I am not an expert on agribusiness and I am not pretending that it is not important to ensure that we grow enough food to feed all our citizens.  I do know a little something about local businesses.  I am pretty sure that while locally-owned shops, farms, markets, and restaurants make a smaller impact on the state economy, the impact is still present and important.  As I have discussed before, our decision to purchase a CSA share was about more than filling our stomachs and freezer.  Our annual purchase is a deliberate decision to support farmers who are neighbors in many senses of the word.

So today I want to speak out for the economic impact small farm business is making.  I know that political decisions are challenging.  I understand the need to create jobs.  I also challenge my readers to hold your politicians accountable.  Losing our independent sellers loses jobs.  I am hopeful that Ohio’s economy will continue to grow, but am challenged by policies that seems to stifle growth in one area while focusing on the other.  Sustainable agriculture is just that.  Sustainable.  My farmers are committed to practices that do not pollute local waterways, poison the land, or harm the environment.  Their practices ensure a long future of farming in Ohio, one I am proud to support.

Unfortunately, the Kasich administration is taking away needed support to allow local farmers to deliver my produce to me.  By focusing the ODA on agribusiness, it will get harder for citizens to continue to vote for the small farmer with their dollars.

If you are able, please consider what you can do to ensure that Ohio’s small farmers continue to be supported.  Write a letter.  Do some research.  Talk to your neighbor.  Go to a farmers’ market.

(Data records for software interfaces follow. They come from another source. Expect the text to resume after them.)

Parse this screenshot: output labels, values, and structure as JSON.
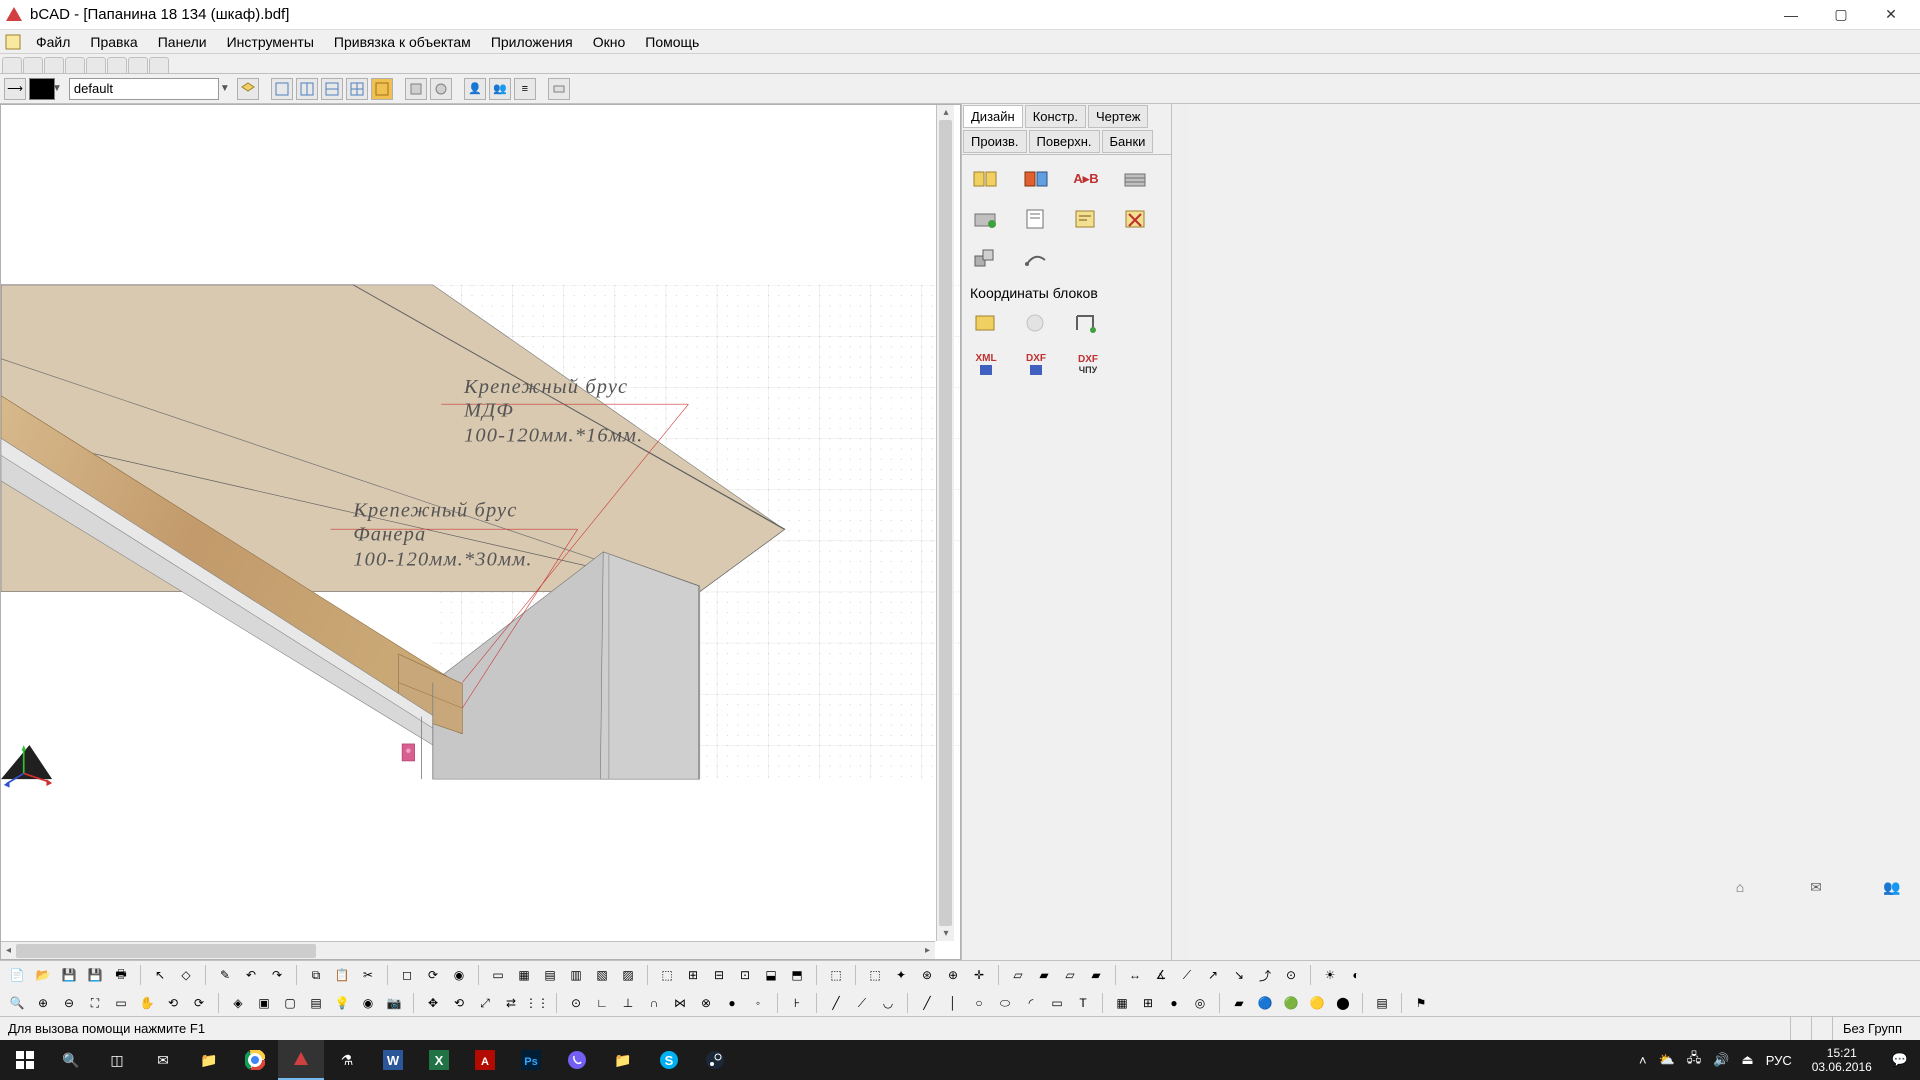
{
  "title": "bCAD - [Папанина 18 134 (шкаф).bdf]",
  "menubar": [
    "Файл",
    "Правка",
    "Панели",
    "Инструменты",
    "Привязка к объектам",
    "Приложения",
    "Окно",
    "Помощь"
  ],
  "layer": "default",
  "sidepanel_tabs_row1": [
    "Дизайн",
    "Констр.",
    "Чертеж",
    "Произв."
  ],
  "sidepanel_tabs_row2": [
    "Поверхн.",
    "Банки"
  ],
  "sidepanel_section": "Координаты блоков",
  "a_to_b": "A▸B",
  "dxf_labels": [
    "XML",
    "DXF",
    "DXF"
  ],
  "dxf_sub": [
    "",
    "",
    "ЧПУ"
  ],
  "annotation1": {
    "l1": "Крепежный  брус",
    "l2": "МДФ",
    "l3": "100-120мм.*16мм."
  },
  "annotation2": {
    "l1": "Крепежный  брус",
    "l2": "Фанера",
    "l3": "100-120мм.*30мм."
  },
  "status_hint": "Для вызова помощи нажмите F1",
  "status_group": "Без Групп",
  "tray_lang": "РУС",
  "clock_time": "15:21",
  "clock_date": "03.06.2016",
  "colors": {
    "panel_beige": "#d9c9b0",
    "wood": "#c8a87a",
    "wood_dark": "#b08d5e",
    "side_grey": "#c7c7c7",
    "edge_dark": "#606060"
  }
}
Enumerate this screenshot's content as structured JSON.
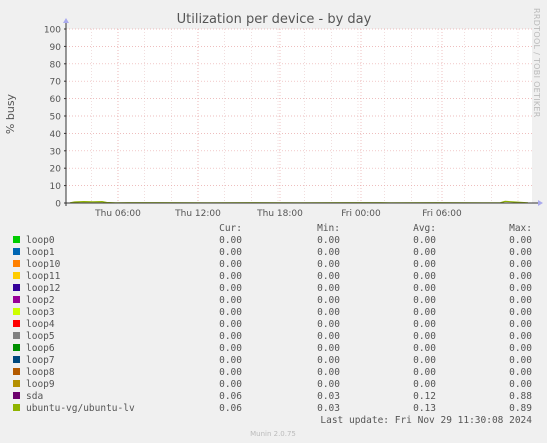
{
  "chart_data": {
    "type": "area",
    "title": "Utilization per device - by day",
    "ylabel": "% busy",
    "xlabel": "",
    "ylim": [
      0,
      100
    ],
    "y_ticks": [
      0,
      10,
      20,
      30,
      40,
      50,
      60,
      70,
      80,
      90,
      100
    ],
    "x_ticks": [
      "Thu 06:00",
      "Thu 12:00",
      "Thu 18:00",
      "Fri 00:00",
      "Fri 06:00"
    ],
    "grid": true,
    "side_label": "RRDTOOL / TOBI OETIKER",
    "stats_headers": [
      "Cur:",
      "Min:",
      "Avg:",
      "Max:"
    ],
    "series": [
      {
        "name": "loop0",
        "color": "#00cc00",
        "cur": "0.00",
        "min": "0.00",
        "avg": "0.00",
        "max": "0.00"
      },
      {
        "name": "loop1",
        "color": "#0066b3",
        "cur": "0.00",
        "min": "0.00",
        "avg": "0.00",
        "max": "0.00"
      },
      {
        "name": "loop10",
        "color": "#ff8000",
        "cur": "0.00",
        "min": "0.00",
        "avg": "0.00",
        "max": "0.00"
      },
      {
        "name": "loop11",
        "color": "#ffcc00",
        "cur": "0.00",
        "min": "0.00",
        "avg": "0.00",
        "max": "0.00"
      },
      {
        "name": "loop12",
        "color": "#330099",
        "cur": "0.00",
        "min": "0.00",
        "avg": "0.00",
        "max": "0.00"
      },
      {
        "name": "loop2",
        "color": "#990099",
        "cur": "0.00",
        "min": "0.00",
        "avg": "0.00",
        "max": "0.00"
      },
      {
        "name": "loop3",
        "color": "#ccff00",
        "cur": "0.00",
        "min": "0.00",
        "avg": "0.00",
        "max": "0.00"
      },
      {
        "name": "loop4",
        "color": "#ff0000",
        "cur": "0.00",
        "min": "0.00",
        "avg": "0.00",
        "max": "0.00"
      },
      {
        "name": "loop5",
        "color": "#808080",
        "cur": "0.00",
        "min": "0.00",
        "avg": "0.00",
        "max": "0.00"
      },
      {
        "name": "loop6",
        "color": "#008f00",
        "cur": "0.00",
        "min": "0.00",
        "avg": "0.00",
        "max": "0.00"
      },
      {
        "name": "loop7",
        "color": "#00487d",
        "cur": "0.00",
        "min": "0.00",
        "avg": "0.00",
        "max": "0.00"
      },
      {
        "name": "loop8",
        "color": "#b35a00",
        "cur": "0.00",
        "min": "0.00",
        "avg": "0.00",
        "max": "0.00"
      },
      {
        "name": "loop9",
        "color": "#b38f00",
        "cur": "0.00",
        "min": "0.00",
        "avg": "0.00",
        "max": "0.00"
      },
      {
        "name": "sda",
        "color": "#6b006b",
        "cur": "0.06",
        "min": "0.03",
        "avg": "0.12",
        "max": "0.88"
      },
      {
        "name": "ubuntu-vg/ubuntu-lv",
        "color": "#8fb300",
        "cur": "0.06",
        "min": "0.03",
        "avg": "0.13",
        "max": "0.89"
      }
    ],
    "activity": {
      "series": "ubuntu-vg/ubuntu-lv",
      "t": [
        0,
        0.01,
        0.03,
        0.05,
        0.07,
        0.08,
        0.1,
        0.2,
        0.3,
        0.4,
        0.5,
        0.6,
        0.7,
        0.8,
        0.9,
        0.94,
        0.95,
        1
      ],
      "values": [
        0.1,
        0.6,
        0.8,
        0.7,
        0.8,
        0.3,
        0.1,
        0.2,
        0.1,
        0.15,
        0.1,
        0.15,
        0.1,
        0.15,
        0.1,
        0.2,
        0.9,
        0.1
      ]
    },
    "last_update": "Last update: Fri Nov 29 11:30:08 2024",
    "footer": "Munin 2.0.75"
  }
}
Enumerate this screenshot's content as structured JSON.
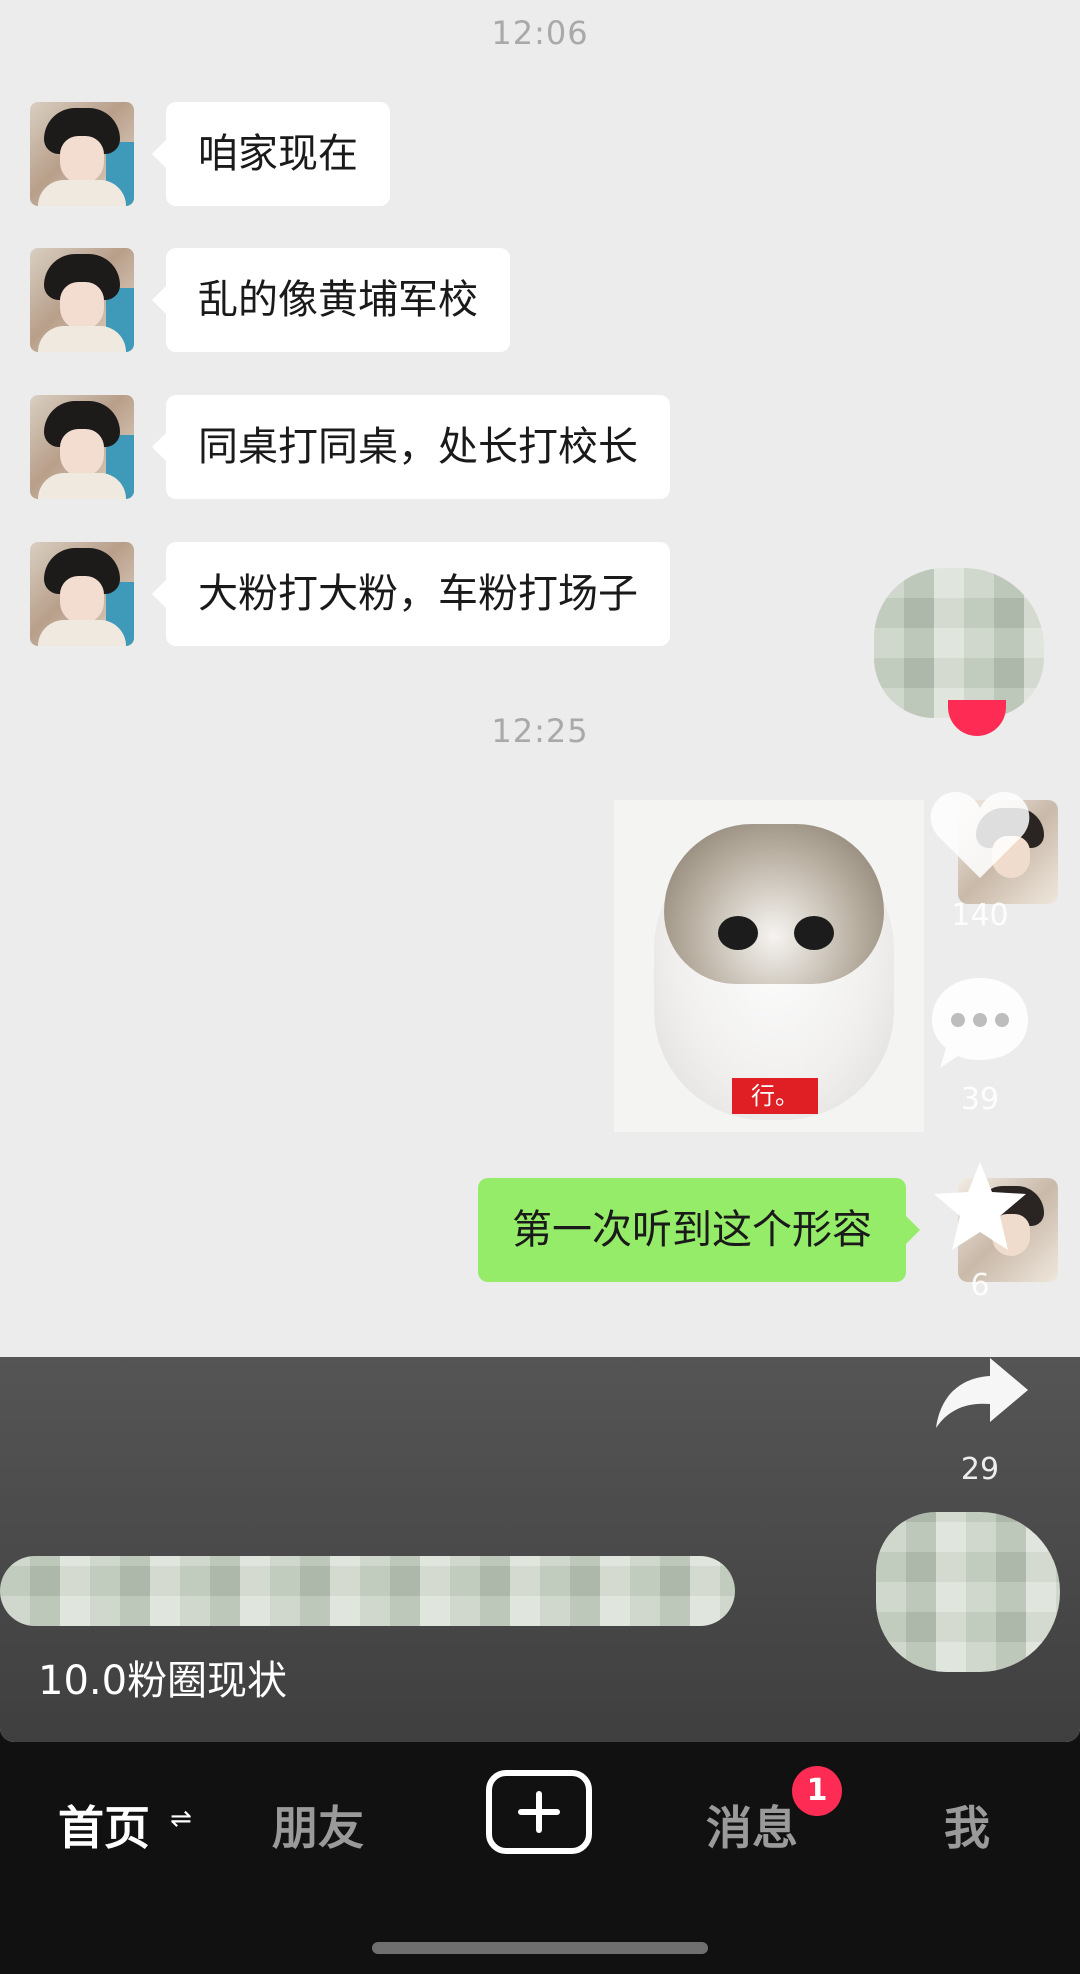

*All statistics were provided by the Ohio Ecological Food and Farm Association.